This bowl is similar to our Battle of the Books for 3rd and 4th grade except we don't take points away for wrong answers in the Fairytale Bowl.

That's it in a nutshell.

Sue Kuentz, Librarian
Tuscany Heights Elementary  

Here are 14 other books and websites with great activities the Fairytale Bowl idea challenged me to find.
  • This is the first of Kathy Ross's excellent books.
  • Fairy Tale Land has activities for: Ugly Duckling; Little Red Riding Hood; Jack and the Bean Stalk; Gingerbread Man; Goldilock and the Three Bears; Cinderella; Sleeping Beauty.  Crossword puzzles must be done in Internet Explorer 5 or higher.  Some of this British site is clearly only for schools, but I especially liked the Fairytale Frames for use whether in a library, school, and beyond.  
  • by Avery Hart, Paul Mantell and Michael Kline

  • Fairy Ideas  This page has “Fairy Tale Head Bands” at its start, but it’s way more than that, including a large medieval section, dramatic play ideas, and ideas related to these tales: 3 Little Pigs; Cinderella; Peter Pan/Pirates; Alice in Wonderland; Little Red Riding Hood; Jack in the Beanstalk; Gingerbread Man/Boy.
  • by Kathy Ross

  • Changing Roles  Don’t let the lesson plan format stop you if you’re not a teacher as this works with a variety of ages, tales, and beyond the classroom.
  • Kathy Ross on fairies as opposed to specific tales
  • Fairy Tale Quiz  There are some real toughies in these 24 questions even for fairy tale fans, but you might know a few already...the rest should challenge you to dig up the answer.
  • Anna Llimos also created Medieval Castle Adventure Crafts
  •  Fairy Tales Theme  This says Preschool Activities and Crafts, but primary and elementary grades would be able to use many, too. Covers 17 Fairy Tales, Folk Tales, Tall Tales, and Legends, plus the site has other sections on the site about Fables,  Nursery Rhymes, and Legendary Animals.  This site has several alphabet lesson plans, crafts, and printable activities, including coloring sheets, so it’s a good place to check for handouts.  There even are a few science, social science, and safety ideas.
  •   ABC Teach - Fairy Tales Theme  ABC Teach offers a lot more to its paid members, but still there are available free items of slightly less than 1/3 of nearly 100 handouts and printables ranging from preschool through 8th grade as this site is aimed at teachers, parents, and homeschoolers.  
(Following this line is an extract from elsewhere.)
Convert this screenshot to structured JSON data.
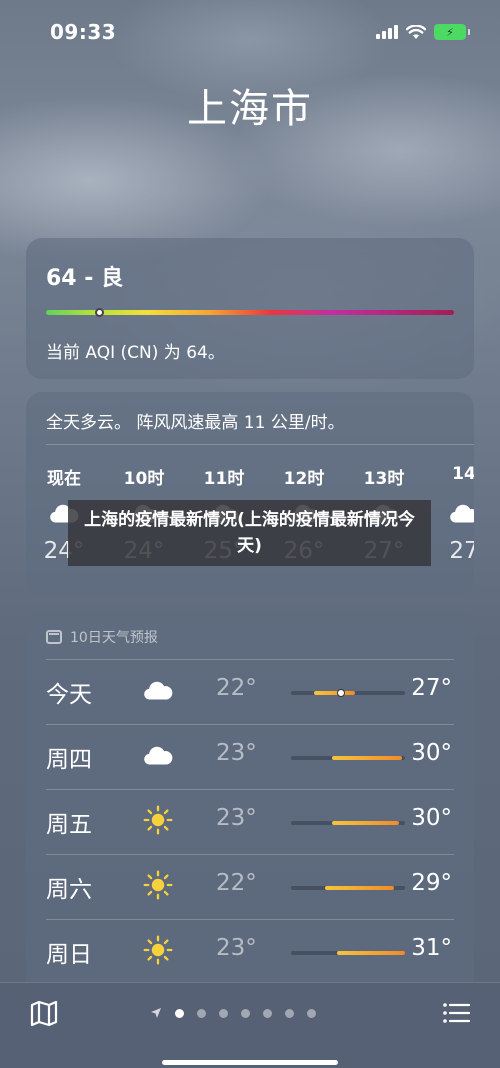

  • Not strictly fairy tales, but Kathy Ross's Crafts from Your Favorite Nursery Rhymes is planned for the preschool set and many activities also fit fairy tales for the youngest.
  • Perpetual Preschool Fairy Tales   If you work with young children and don’t yet have the entire Perpetual Preschool site bookmarked, why are you waiting?!?  Readers suggest Songs, Snacks, Art, Science, Games, and more.  It even gives the email address of the person suggesting so you may contact them for further information.  An outstanding resource for early childhood work/play!
King of the fractured tales at Scholastic's site
  • Scholastic's Myths, Folktales, and Fairy Tales  These are writing activities – noticing among other storytellers and authors the ever popular, John Sciezka, I admit to enjoying fractured folktales, but they always should only follow after the original is known.

While researching this I repeatedly found broken links on various sites.  Perhaps the education field is an area that changes frequently. If you discover any broken links, please let me know and I will update this article.  

LoiS(peaking of updating, fellow storytelling friend and blogger, Karen Chace, has been mentioned here before, but she just published some great Fairy Tale lesson plans at Catch the Story Bug! "Fun in the Classroom with Folktales & Fairytales" )